However, “high autonomy” certainly does not constitute absolute autonomy, and Article 158 of the Basic Law expressly stipulates that Hong Kong courts “shall, before making their final judgments which are not appealable, seek an interpretation [on the Basic Law, from the central government, in cases that concern central government interests, i.e. the relationship between Hong Kong and China.]” Interpretations by the central government bind Hong Kong courts, effectively giving China the final say on matters that would alter the balance of power between the core and Hong Kong. This gives the central government the potential power to interpret the other guarantees of capitalism and universal suffrage into nullity.

Pro-democracy activists can claim that this provision should be interpreted to mean that Chinese interpretations should only be issued at the invitation of the Hong Kong Court of Final Appeals; as a textual matter it makes no provision for unilateral Chinese intervention. On the other hand, Hong Kong courts clearly have a legal obligation to seek such interpretations in relevant cases. The question then becomes who has the power to decide when a case is relevant and requires Chinese interpretation: the central government or the city? This is not answered by the statutory text, but given the preceding analysis, the Chinese government is probably the winner. Whereas the Ninth Amendment of the American Constitution clearly limits the authority of the federal government to those specifically addressed in the Constitution, the Chinese government is not limited by such negative grants of authority; it is the supreme sovereign that has chosen to empower Hong Kong with limited autonomy and it cannot be presumed to have delegated any more power than expressly declared.

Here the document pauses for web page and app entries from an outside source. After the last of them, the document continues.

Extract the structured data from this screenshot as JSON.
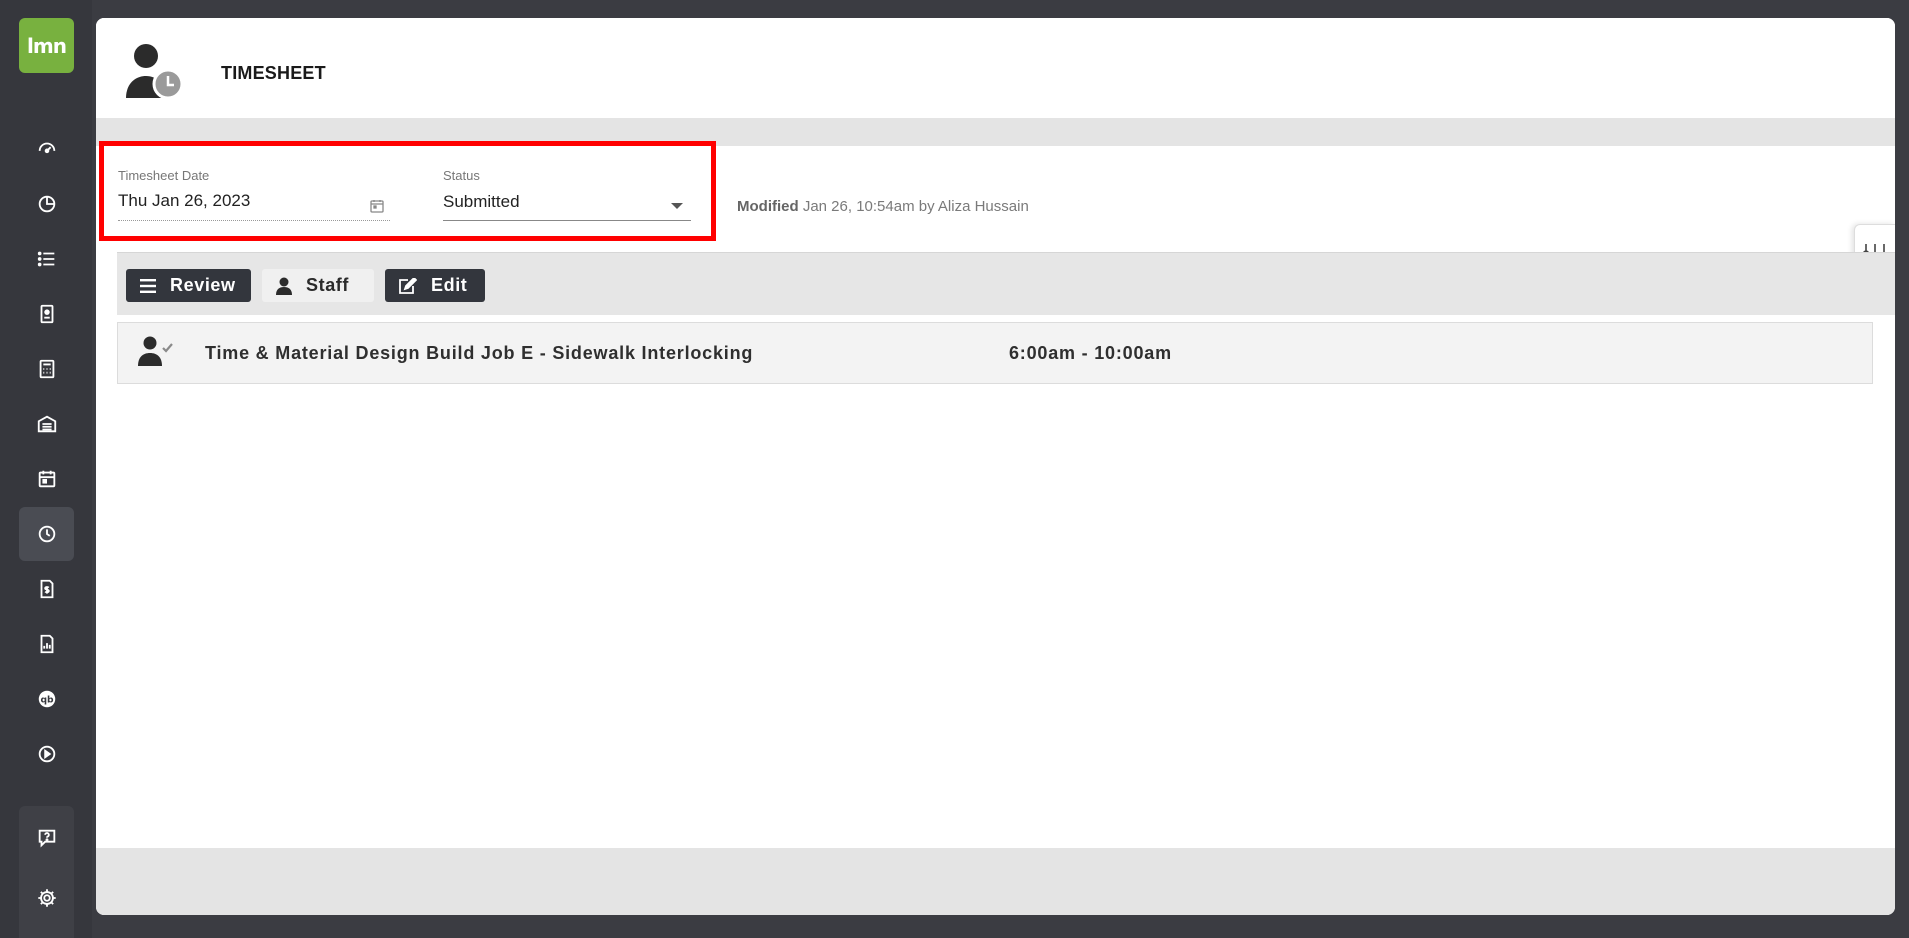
{
  "app": {
    "logo_text": "lmn",
    "brand_color": "#78b13f"
  },
  "sidebar": {
    "items": [
      {
        "name": "dashboard-icon"
      },
      {
        "name": "pie-chart-icon"
      },
      {
        "name": "list-icon"
      },
      {
        "name": "contact-card-icon"
      },
      {
        "name": "calculator-icon"
      },
      {
        "name": "garage-icon"
      },
      {
        "name": "calendar-icon"
      },
      {
        "name": "clock-icon",
        "active": true
      },
      {
        "name": "invoice-icon"
      },
      {
        "name": "report-icon"
      },
      {
        "name": "quickbooks-icon"
      },
      {
        "name": "play-icon"
      }
    ],
    "bottom_items": [
      {
        "name": "help-icon"
      },
      {
        "name": "gear-icon"
      }
    ]
  },
  "header": {
    "title": "TIMESHEET"
  },
  "filters": {
    "date_label": "Timesheet Date",
    "date_value": "Thu Jan 26, 2023",
    "status_label": "Status",
    "status_value": "Submitted"
  },
  "modified": {
    "label": "Modified",
    "text": "Jan 26, 10:54am by Aliza Hussain"
  },
  "toolbar": {
    "review_label": "Review",
    "staff_label": "Staff",
    "edit_label": "Edit"
  },
  "jobs": [
    {
      "title": "Time & Material Design Build Job E - Sidewalk Interlocking",
      "time": "6:00am - 10:00am"
    }
  ],
  "colors": {
    "highlight": "#ff0000",
    "button_dark": "#33363d",
    "sidebar_bg": "#36373d"
  }
}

It may very well be that by unilaterally issuing interpretations that bound Hong Kong courts to block the appointment of the two pro-democracy legislators, China abused that discretion in deciding whether Hong Kong was obligated to seek the interpretation. However as a purely legal matter, Hong Kong cannot claim an absolute right to contradict the will of the Chinese government because it possesses no independent sovereignty, and any guarantees of autonomy are subject to final interpretation by the Chinese government.